At some of the facilities, a patient with a $25 co-pay now pays $80 for an office visit because of the $55 facility fee. Insurance for the most part is not covering the fees and there are many hospitals across the US doing this. One step forward and two steps backwards for better healthcare as far as being affordable.
No doubt the hospitals need the revenue with 43% of them being in the red, some sell their payables out to be auctioned off too. The insurance companies are the only ones with maybe 2-3 trillion maybe sitting in “rainy day” funds while the rest struggle. Those reserve accounts are required by law and many states have also questioned the amounts in said funds too relative to perhaps more than what is required by law. These are the “just in case” funds. Once more it’s pitting the patient against the medical system they need for healthcare. Last year Mayo broke even for the year and that would not have occurred without the sale of a facility in Florida it was reported earlier this year. BD
Some Cleveland Clinic patients are so mad about a fee that recently began showing up on their outpatient bills that they're complaining to the hospital, their insurance companies, even members of Congress.
In the current economy, they say, the charge is one more expense they can't afford.

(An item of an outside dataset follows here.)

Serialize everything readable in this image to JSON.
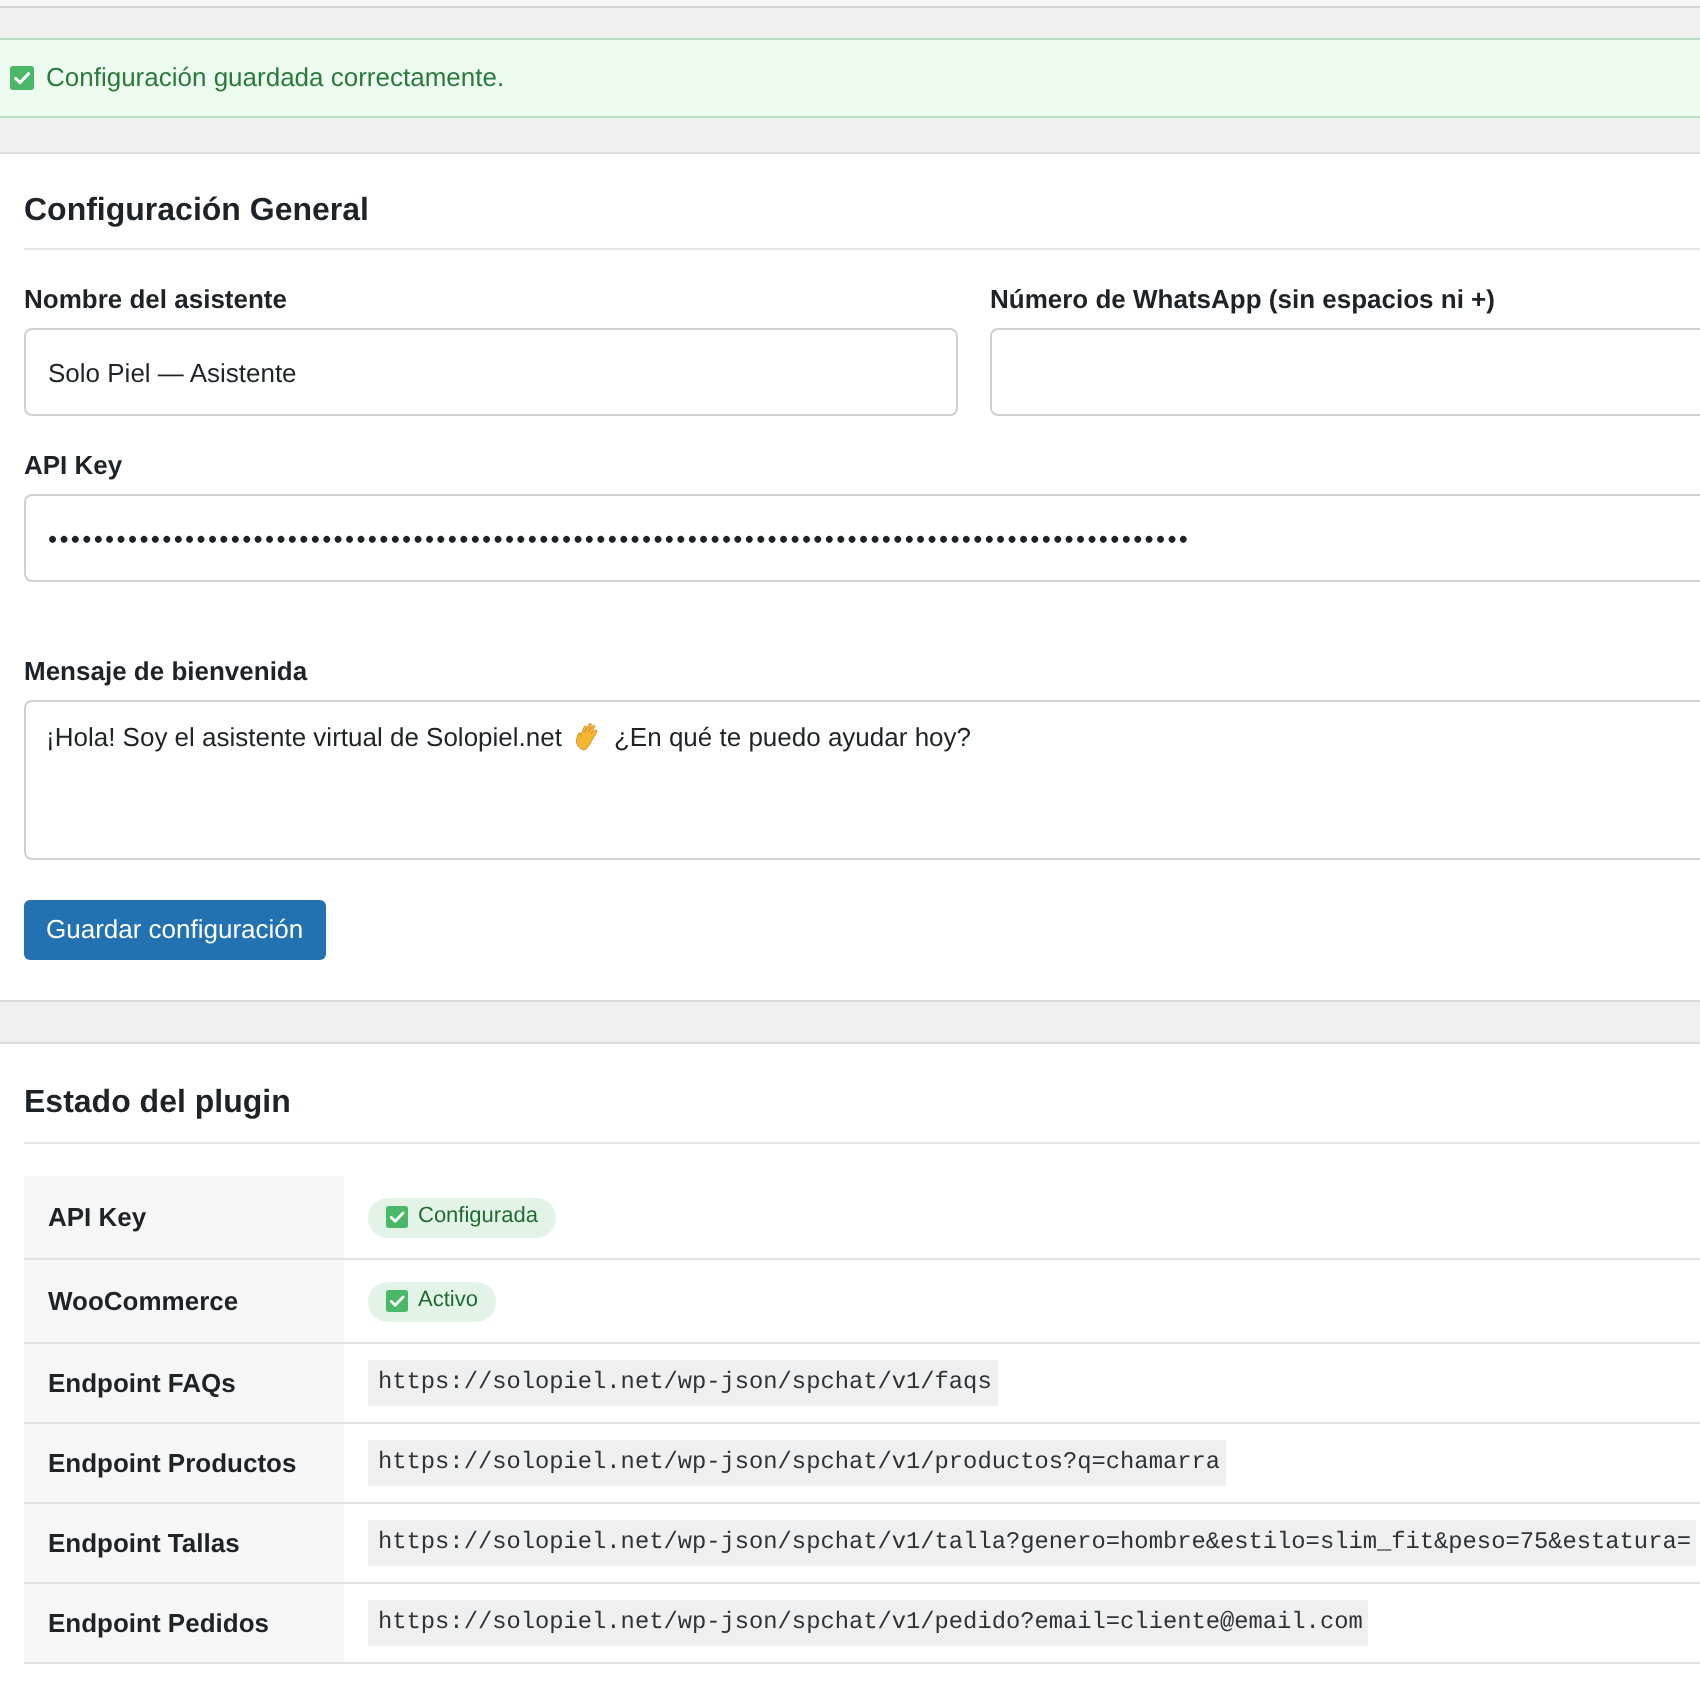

The Clinic isn't the only hospital that charges the "facility fee" or "hospital services fee" for doctor visits and other services it provides at its outlying medical centers. MetroHealth Medical Center, University Hospitals Case Medical Center, and Lake Health (formerly Lake Hospital System) charge them in some cases, too.
So do hundreds of other hospitals across the country. And they have for years.
Facility fees, as their name implies, help hospitals pay for overhead costs including building maintenance, equipment, supplies, staff salaries, streamlined transfer of records and subsidized care for the poor. The fees vary tremendously, depending on whether a patient gets an injection or has surgery.
Hospitals say they need them to survive.
Health-care experts say patients can avoid the fee by choosing doctors in private practice instead of those in hospital-owned practices. Some patients say that's exactly what they're going to do. One billing consultant's Web site says facility fees typically bring a hospital an additional $30,000 a year -- per doctor.